The Business Roundtable CEO Economic Outlook Index is based on a survey — conducted quarterly since the fourth quarter of 2002 — of our member CEOs’ plans for hiring and capital spending, and their expectations for sales, over the next six months. Taking these factors together, the survey signals the direction of the U.S. economy.
Washington – The CEOs of America’s leading companies anticipate increased capital expenditures, sales and employment in the next six months, according to the results of Business Roundtable’s first quarter 2010 CEO Economic Outlook Survey.
“As the economy recovers and demand returns, we are seeing across-the-board increases in sales, resulting in increased capital expenditures, less job reduction and some employment stabilization,” said Ivan G. Seidenberg, Chairman of Business Roundtable and Chairman and CEO of Verizon Communications. “This survey shows each category of economic measurement moving in the right direction.”
The survey’s key findings from this quarter and last quarter include:
The CEOs employment outlook, in particular, has risen over the past year:
In terms of the overall U.S. economy, member CEOs estimate real GDP will grow by 2.3 percent in 2010.
The Business Roundtable CEO Economic Outlook Survey’s Index expanded to 88.9 in the first quarter of 2010, up from 71.5 in the fourth quarter of 2009, and 44.9 in the third quarter.
The Index is a composite diffusion index that combines member CEO projections for sales, capital spending and employment in the six months ahead.

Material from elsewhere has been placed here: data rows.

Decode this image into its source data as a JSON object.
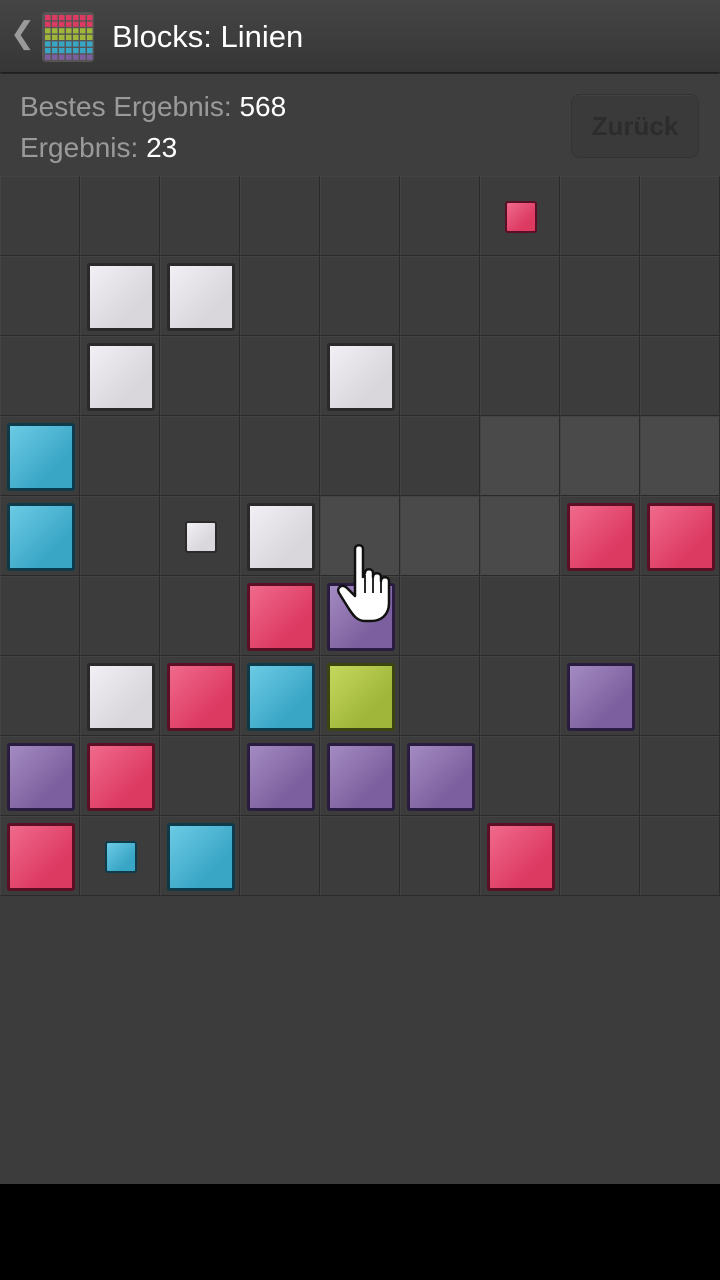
{
  "header": {
    "back_glyph": "❮",
    "title": "Blocks: Linien",
    "icon": "blocks-grid-icon"
  },
  "scores": {
    "best_label": "Bestes Ergebnis:",
    "best_value": "568",
    "current_label": "Ergebnis:",
    "current_value": "23"
  },
  "back_button": {
    "label": "Zurück"
  },
  "colors": {
    "white": "#d9d6dc",
    "pink": "#dd3a62",
    "blue": "#3aa6c6",
    "purple": "#7c5f9e",
    "green": "#9fb63a",
    "highlight_cell": "#4a4a4a"
  },
  "board": {
    "rows": 9,
    "cols": 9,
    "cells": [
      ".........",
      ".WW......",
      ".W..W....",
      "B........",
      "B..W...PP",
      "...PV....",
      ".WPBG..V.",
      "VP.VVV...",
      "P.B...P.."
    ],
    "preview_blocks": [
      {
        "row": 0,
        "col": 6,
        "color": "pink"
      },
      {
        "row": 4,
        "col": 2,
        "color": "white"
      },
      {
        "row": 8,
        "col": 1,
        "color": "blue"
      }
    ],
    "highlighted_cells": [
      {
        "row": 3,
        "col": 6
      },
      {
        "row": 3,
        "col": 7
      },
      {
        "row": 3,
        "col": 8
      },
      {
        "row": 4,
        "col": 4
      },
      {
        "row": 4,
        "col": 5
      },
      {
        "row": 4,
        "col": 6
      }
    ],
    "pointer": "hand-pointer-icon"
  }
}
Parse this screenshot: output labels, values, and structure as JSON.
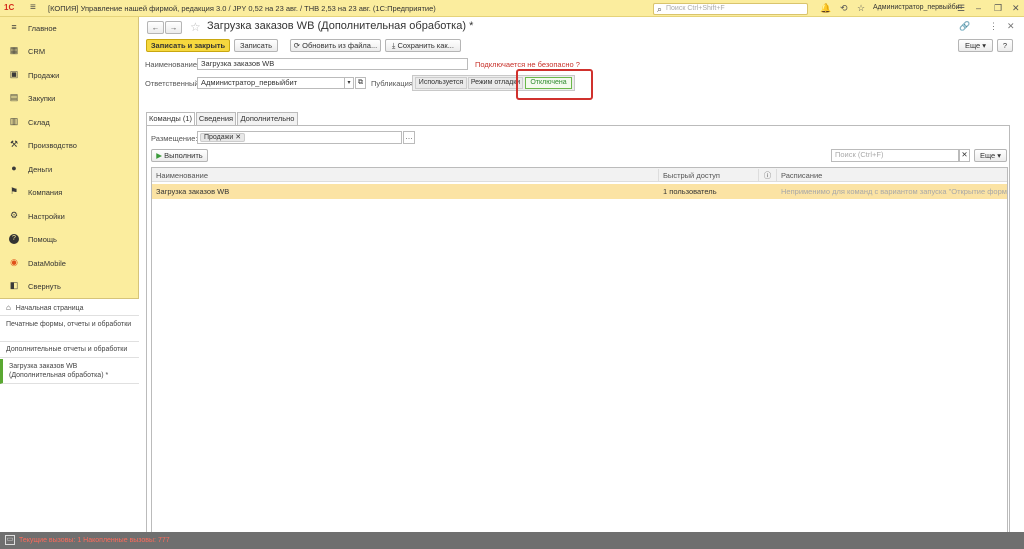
{
  "app": {
    "window_title": "[КОПИЯ] Управление нашей фирмой, редакция 3.0 / JPY 0,52 на 23 авг. / THB 2,53 на 23 авг.  (1С:Предприятие)",
    "logo": "1С",
    "search_placeholder": "Поиск Ctrl+Shift+F",
    "user": "Администратор_первыйбит"
  },
  "sidebar": {
    "items": [
      {
        "label": "Главное",
        "icon": "≡"
      },
      {
        "label": "CRM",
        "icon": "▦"
      },
      {
        "label": "Продажи",
        "icon": "🛍"
      },
      {
        "label": "Закупки",
        "icon": "▤"
      },
      {
        "label": "Склад",
        "icon": "▥"
      },
      {
        "label": "Производство",
        "icon": "⚒"
      },
      {
        "label": "Деньги",
        "icon": "●"
      },
      {
        "label": "Компания",
        "icon": "⚑"
      },
      {
        "label": "Настройки",
        "icon": "⚙"
      },
      {
        "label": "Помощь",
        "icon": "?"
      },
      {
        "label": "DataMobile",
        "icon": "◉"
      },
      {
        "label": "Свернуть",
        "icon": "◧"
      }
    ],
    "home_label": "Начальная страница",
    "open_items": [
      "Печатные формы, отчеты и обработки",
      "Дополнительные отчеты и обработки",
      "Загрузка заказов WB (Дополнительная обработка) *"
    ]
  },
  "form": {
    "title": "Загрузка заказов WB (Дополнительная обработка) *",
    "toolbar": {
      "save_close": "Записать и закрыть",
      "save": "Записать",
      "update_from_file": "Обновить из файла...",
      "save_as": "Сохранить как...",
      "more": "Еще",
      "help": "?"
    },
    "name_label": "Наименование:",
    "name_value": "Загрузка заказов WB",
    "unsafe_link": "Подключается не безопасно",
    "unsafe_q": "?",
    "responsible_label": "Ответственный:",
    "responsible_value": "Администратор_первыйбит",
    "publication_label": "Публикация:",
    "publication_options": [
      "Используется",
      "Режим отладки",
      "Отключена"
    ],
    "tabs": [
      "Команды (1)",
      "Сведения",
      "Дополнительно"
    ],
    "placement_label": "Размещение:",
    "placement_tag": "Продажи",
    "run_button": "Выполнить",
    "search_placeholder": "Поиск (Ctrl+F)",
    "more2": "Еще",
    "table": {
      "headers": [
        "Наименование",
        "Быстрый доступ",
        "Расписание"
      ],
      "rows": [
        {
          "name": "Загрузка заказов WB",
          "access": "1 пользователь",
          "schedule": "Неприменимо для команд с вариантом запуска \"Открытие формы\""
        }
      ]
    }
  },
  "status": {
    "text": "Текущие вызовы: 1   Накопленные вызовы: 777"
  },
  "colors": {
    "accent_yellow": "#fbed9e",
    "highlight_red": "#d0312d",
    "selected_green": "#2e8b2e"
  }
}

The Index is centered on 50, and results can range from negative 50 to positive 150. An Index reading of 50 or lower is consistent with overall economic contraction and a reading of 50 or higher is consistent with expansion.

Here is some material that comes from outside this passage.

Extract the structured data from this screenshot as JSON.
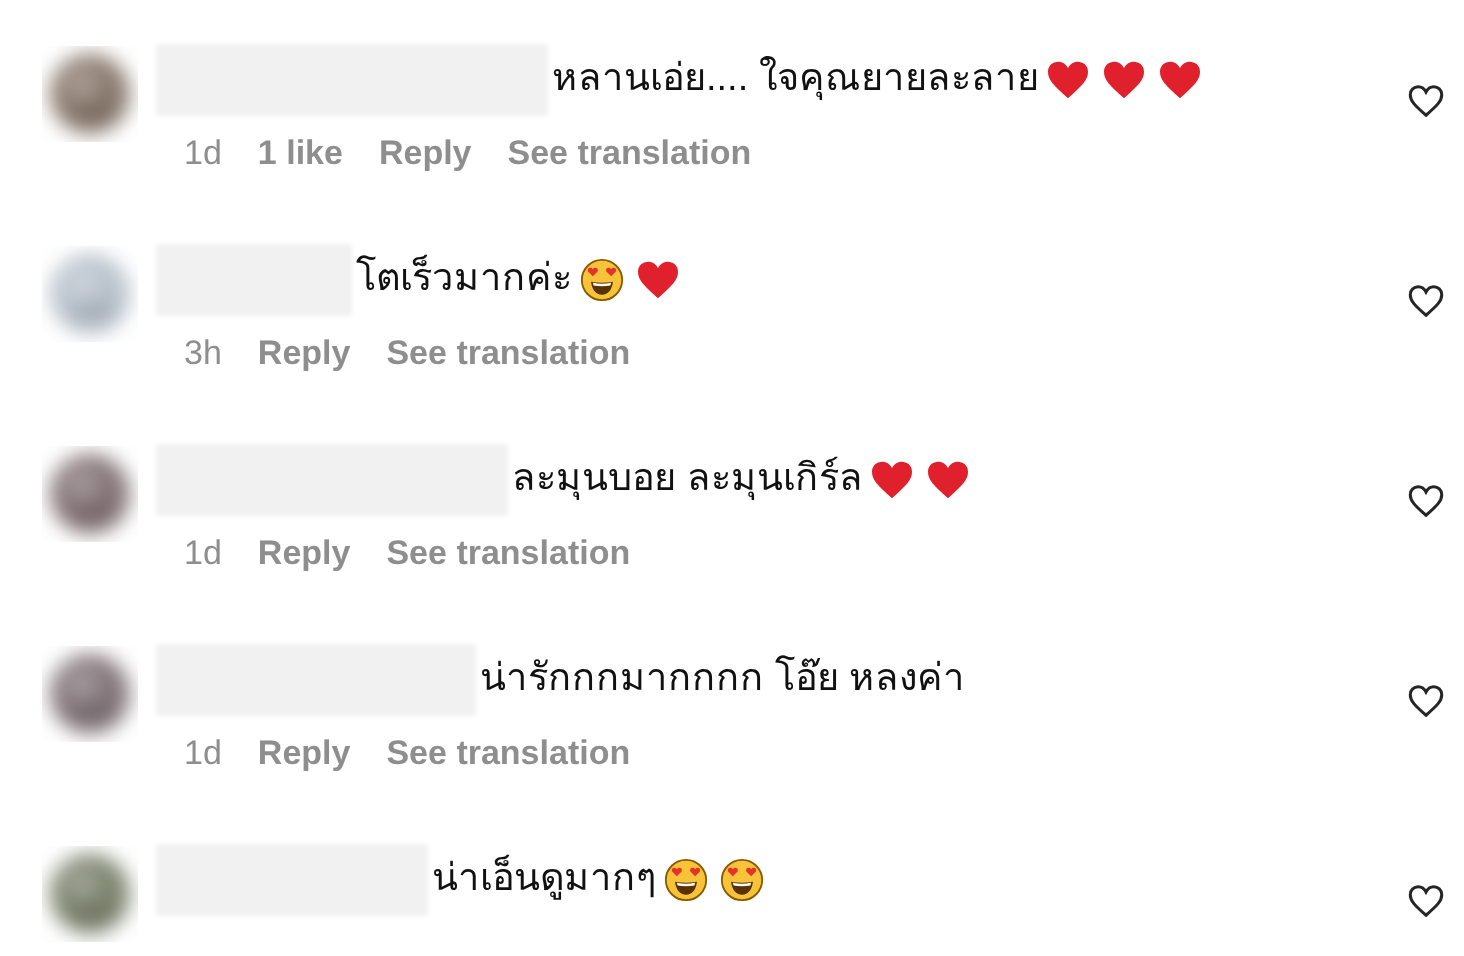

Business Roundtable’s CEO Economic Outlook Survey, conducted quarterly since the fourth quarter of 2002, provides a forward-looking view of the economic outlook of Business Roundtable member CEOs.

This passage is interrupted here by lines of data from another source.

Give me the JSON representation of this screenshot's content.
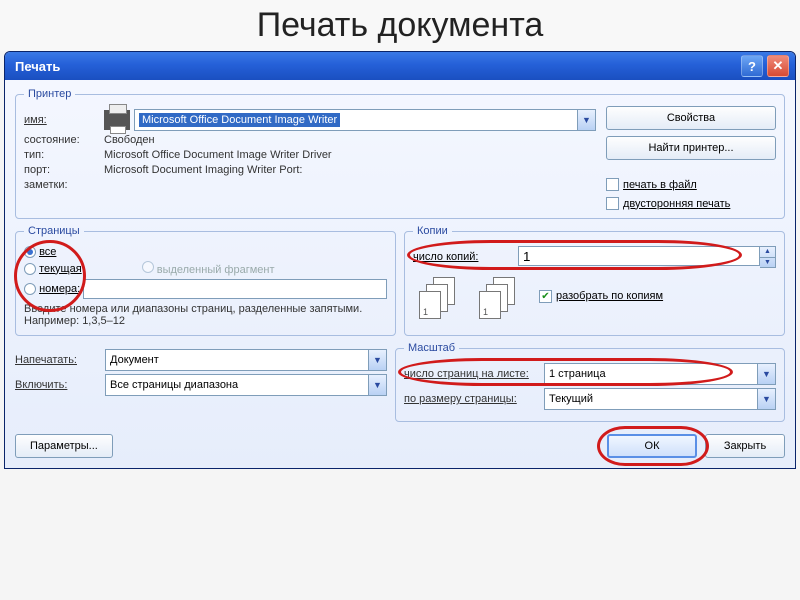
{
  "page_title": "Печать документа",
  "dialog": {
    "title": "Печать"
  },
  "printer": {
    "legend": "Принтер",
    "name_label": "имя:",
    "name_value": "Microsoft Office Document Image Writer",
    "state_label": "состояние:",
    "state_value": "Свободен",
    "type_label": "тип:",
    "type_value": "Microsoft Office Document Image Writer Driver",
    "port_label": "порт:",
    "port_value": "Microsoft Document Imaging Writer Port:",
    "notes_label": "заметки:",
    "properties_btn": "Свойства",
    "find_printer_btn": "Найти принтер...",
    "print_to_file": "печать в файл",
    "duplex": "двусторонняя печать"
  },
  "pages": {
    "legend": "Страницы",
    "all": "все",
    "current": "текущая",
    "range": "номера:",
    "selection": "выделенный фрагмент",
    "hint": "Введите номера или диапазоны страниц, разделенные запятыми. Например: 1,3,5–12"
  },
  "copies": {
    "legend": "Копии",
    "count_label": "число копий:",
    "count_value": "1",
    "collate": "разобрать по копиям"
  },
  "print_what": {
    "print_label": "Напечатать:",
    "print_value": "Документ",
    "include_label": "Включить:",
    "include_value": "Все страницы диапазона"
  },
  "zoom": {
    "legend": "Масштаб",
    "pages_per_sheet_label": "число страниц на листе:",
    "pages_per_sheet_value": "1 страница",
    "scale_label": "по размеру страницы:",
    "scale_value": "Текущий"
  },
  "footer": {
    "options_btn": "Параметры...",
    "ok_btn": "ОК",
    "close_btn": "Закрыть"
  }
}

The survey was completed between March 15 and March 30. The percentages in some categories may not equal 100 due to rounding.